Now Trump’s maximum pressure policy appears to have unwittingly helped resurrect this flimsy alliance. When officials in the current administration talk about third-rate adversaries such as Iran and Venezuela, it sometimes feels as though they’re trying to will these regimes back into international relevance.
“This is a failing state,” Gunson told me. “Everything is falling apart. That said, Maduro is fully in charge politically.”
No doubt Nicolás Maduro is an incompetent thug whose government’s mismanagement has run Venezuela’s economy into the ground. But the U.S. government’s insistence on officially referring to the government in Venezuela as the “former Maduro regime” only underscores just how removed from reality its policies are.

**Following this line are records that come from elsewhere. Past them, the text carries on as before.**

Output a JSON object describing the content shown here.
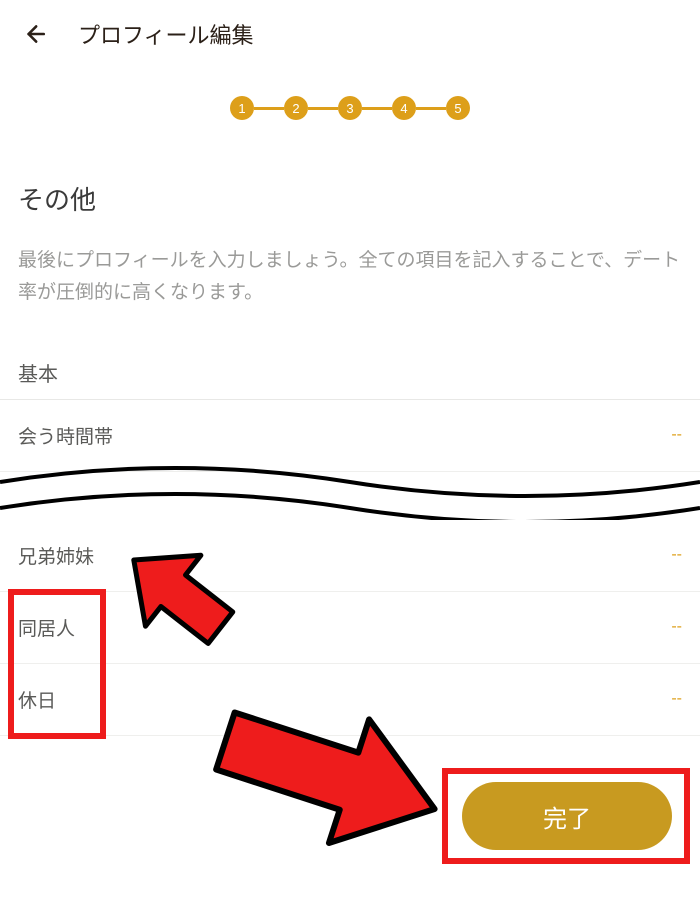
{
  "header": {
    "title": "プロフィール編集"
  },
  "stepper": {
    "steps": [
      "1",
      "2",
      "3",
      "4",
      "5"
    ]
  },
  "section": {
    "title": "その他",
    "desc": "最後にプロフィールを入力しましょう。全ての項目を記入することで、デート率が圧倒的に高くなります。",
    "subtitle": "基本"
  },
  "rows": {
    "meeting_time": {
      "label": "会う時間帯",
      "value": "--"
    },
    "siblings": {
      "label": "兄弟姉妹",
      "value": "--"
    },
    "housemate": {
      "label": "同居人",
      "value": "--"
    },
    "dayoff": {
      "label": "休日",
      "value": "--"
    }
  },
  "button": {
    "complete": "完了"
  },
  "colors": {
    "accent": "#dd9f1a",
    "btn": "#c89a20",
    "highlight": "#ee1c1c"
  }
}
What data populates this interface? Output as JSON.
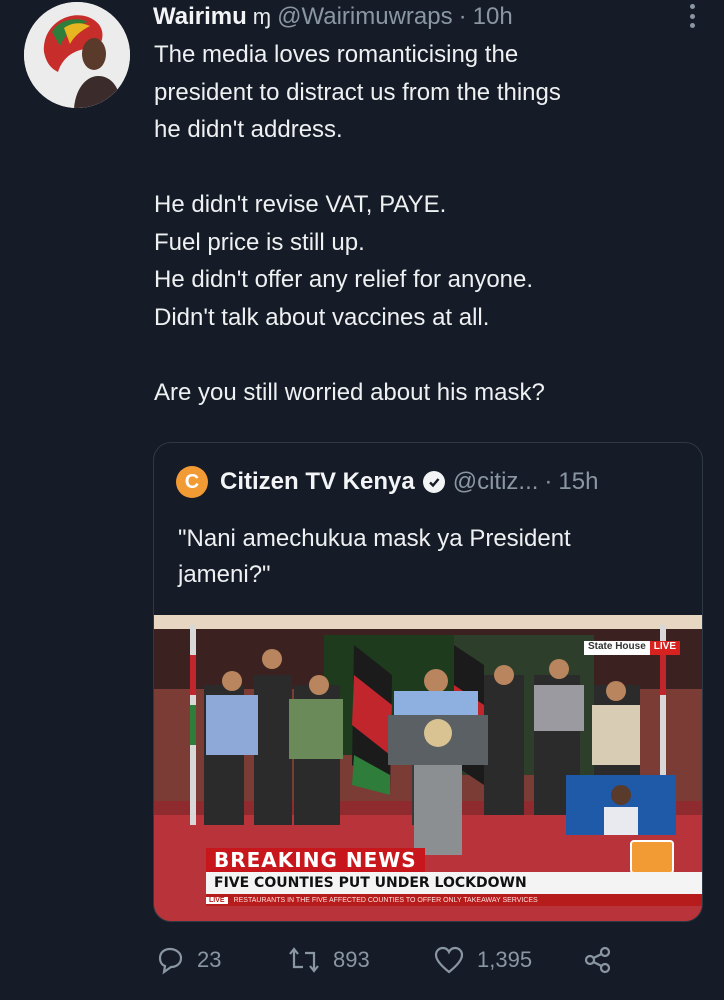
{
  "tweet": {
    "author_name": "Wairimu",
    "author_emoji": "ɱ",
    "handle": "@Wairimuwraps",
    "separator": "·",
    "time": "10h",
    "lines": [
      "The media loves romanticising the",
      "president to distract us from the things",
      "he didn't address.",
      "",
      "He didn't revise VAT, PAYE.",
      "Fuel price is still up.",
      "He didn't offer any relief for anyone.",
      "Didn't talk about vaccines at all.",
      "",
      "Are you still worried about his mask?"
    ]
  },
  "quote": {
    "author_name": "Citizen TV Kenya",
    "handle": "@citiz...",
    "separator": "·",
    "time": "15h",
    "logo_letter": "C",
    "text_line1": "\"Nani amechukua mask ya President",
    "text_line2": "jameni?\"",
    "media": {
      "corner_tag": "State House",
      "live_tag": "LIVE",
      "breaking": "BREAKING NEWS",
      "headline": "FIVE COUNTIES PUT UNDER LOCKDOWN",
      "ticker_badge": "LIVE",
      "ticker": "RESTAURANTS IN THE FIVE AFFECTED COUNTIES TO OFFER ONLY TAKEAWAY SERVICES"
    }
  },
  "actions": {
    "replies": "23",
    "retweets": "893",
    "likes": "1,395"
  },
  "colors": {
    "background": "#151c27",
    "muted": "#8a96a3",
    "text": "#eef0f2",
    "citizen_orange": "#f29a33",
    "breaking_red": "#c7171d"
  }
}
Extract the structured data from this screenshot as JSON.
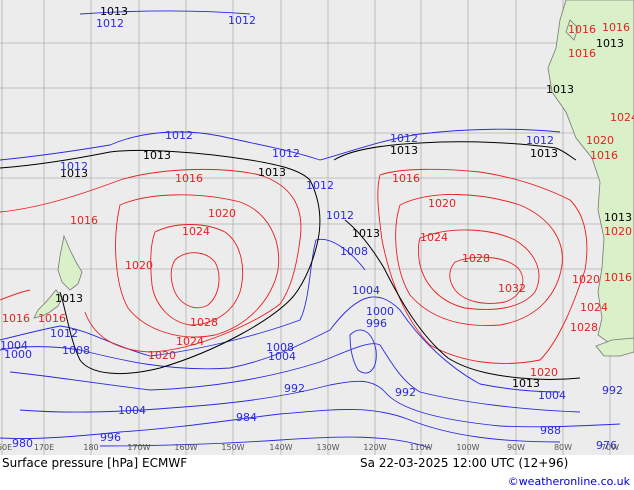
{
  "map": {
    "colors": {
      "ocean": "#ececec",
      "land": "#d9f0c8",
      "coast": "#777777",
      "grid": "#b0b0b0",
      "low": "#2a2ae0",
      "high": "#e82020",
      "ref": "#000000"
    },
    "longitude_labels": [
      "160E",
      "170E",
      "180",
      "170W",
      "160W",
      "150W",
      "140W",
      "130W",
      "120W",
      "110W",
      "100W",
      "90W",
      "80W",
      "70W"
    ],
    "isobar_labels": {
      "black": [
        "1013",
        "1013",
        "1013",
        "1013",
        "1013",
        "1013",
        "1013",
        "1013",
        "1013",
        "1013",
        "1013",
        "1013"
      ],
      "blue": [
        "1012",
        "1012",
        "1012",
        "1012",
        "1012",
        "1012",
        "1012",
        "1012",
        "1012",
        "1012",
        "1008",
        "1008",
        "1008",
        "1004",
        "1004",
        "1004",
        "1004",
        "1000",
        "1000",
        "996",
        "996",
        "992",
        "992",
        "992",
        "988",
        "984",
        "980",
        "976",
        "1004"
      ],
      "red": [
        "1016",
        "1016",
        "1016",
        "1016",
        "1016",
        "1016",
        "1016",
        "1020",
        "1020",
        "1020",
        "1020",
        "1020",
        "1020",
        "1024",
        "1024",
        "1024",
        "1024",
        "1028",
        "1028",
        "1028",
        "1032",
        "1020",
        "1016",
        "1016",
        "1016",
        "1020",
        "1024"
      ]
    }
  },
  "footer": {
    "title": "Surface pressure [hPa] ECMWF",
    "datetime": "Sa 22-03-2025 12:00 UTC (12+96)",
    "credit": "©weatheronline.co.uk"
  }
}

Meanwhile, regular Venezuelans are starving — yet another instance of the harmful impact of sanctions on the livelihoods of ordinary citizens.
“This is a complex humanitarian crisis, being exacerbated by gasoline shortages,” Gunson said. “The sanctions didn’t cause the humanitarian crisis, but they’ve certainly made it worse.”
The idea that the Maduro and Khamenei governments are coordinating to advance each other’s revolutionary ideals and interests is a farce. They’re both authoritarian states based on anti-American ideologies, but other than that, they have little in common — and they constitute little threat even when combining their forces. These ramshackle regimes are on their last legs.
Both systems, however, seem capable of limping along until they implode under the weight of their own inefficiency, corruption and disregard for the needs of their people.
But how does the United States benefit from depriving Venezuelans and Iranians of needed resources during a pandemic? How does this make us look to ordinary citizens?
The United States must come up with new ways of putting pressure on its ideological foes in the 21st century. There are limits to American influence. This episode makes that clear. The administration should focus on encouraging democratic change around the world. Instead, Trump’s policies continue to embolden thugs.